RECORDED DATA:
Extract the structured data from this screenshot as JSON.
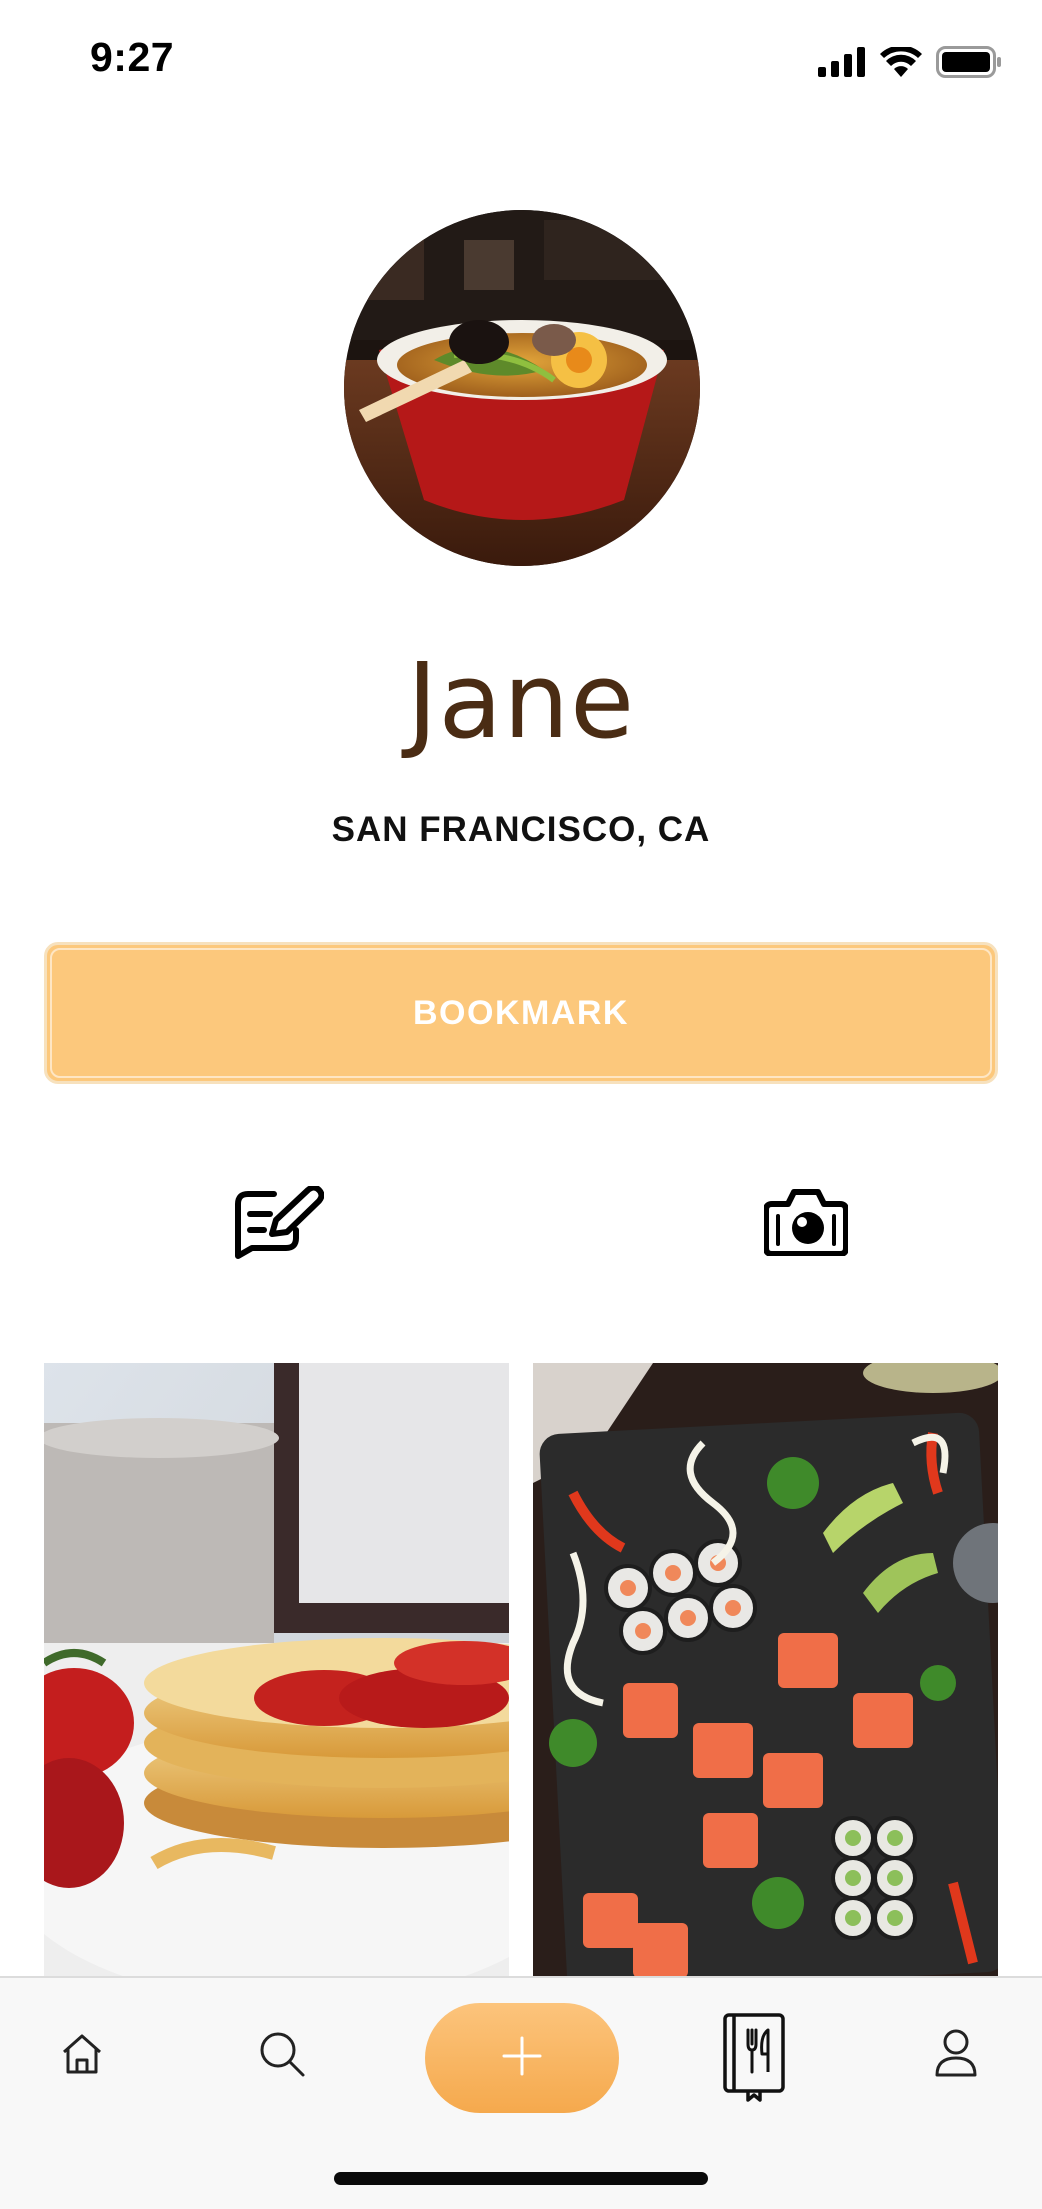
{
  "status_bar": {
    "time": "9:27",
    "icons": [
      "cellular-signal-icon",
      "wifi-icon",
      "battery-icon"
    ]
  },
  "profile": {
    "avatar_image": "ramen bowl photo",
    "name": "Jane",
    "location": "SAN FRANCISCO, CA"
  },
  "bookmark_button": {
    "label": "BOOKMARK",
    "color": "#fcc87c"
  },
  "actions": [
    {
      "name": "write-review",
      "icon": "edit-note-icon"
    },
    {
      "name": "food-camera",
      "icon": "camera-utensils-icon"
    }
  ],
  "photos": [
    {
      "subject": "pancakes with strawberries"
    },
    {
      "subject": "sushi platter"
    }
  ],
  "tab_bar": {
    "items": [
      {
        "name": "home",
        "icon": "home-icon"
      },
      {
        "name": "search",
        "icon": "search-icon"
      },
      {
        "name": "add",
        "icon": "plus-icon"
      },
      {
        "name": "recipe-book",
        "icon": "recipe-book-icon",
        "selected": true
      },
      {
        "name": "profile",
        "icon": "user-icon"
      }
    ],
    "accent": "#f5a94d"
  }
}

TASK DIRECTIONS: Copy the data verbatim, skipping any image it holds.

SOLUTION FOR THIS EXERCISE:
Extract the structured data from this screenshot as JSON.
{
  "status_bar": {
    "time": "9:27",
    "icons": [
      "cellular-signal-icon",
      "wifi-icon",
      "battery-icon"
    ]
  },
  "profile": {
    "avatar_image": "ramen bowl photo",
    "name": "Jane",
    "location": "SAN FRANCISCO, CA"
  },
  "bookmark_button": {
    "label": "BOOKMARK",
    "color": "#fcc87c"
  },
  "actions": [
    {
      "name": "write-review",
      "icon": "edit-note-icon"
    },
    {
      "name": "food-camera",
      "icon": "camera-utensils-icon"
    }
  ],
  "photos": [
    {
      "subject": "pancakes with strawberries"
    },
    {
      "subject": "sushi platter"
    }
  ],
  "tab_bar": {
    "items": [
      {
        "name": "home",
        "icon": "home-icon"
      },
      {
        "name": "search",
        "icon": "search-icon"
      },
      {
        "name": "add",
        "icon": "plus-icon"
      },
      {
        "name": "recipe-book",
        "icon": "recipe-book-icon",
        "selected": true
      },
      {
        "name": "profile",
        "icon": "user-icon"
      }
    ],
    "accent": "#f5a94d"
  }
}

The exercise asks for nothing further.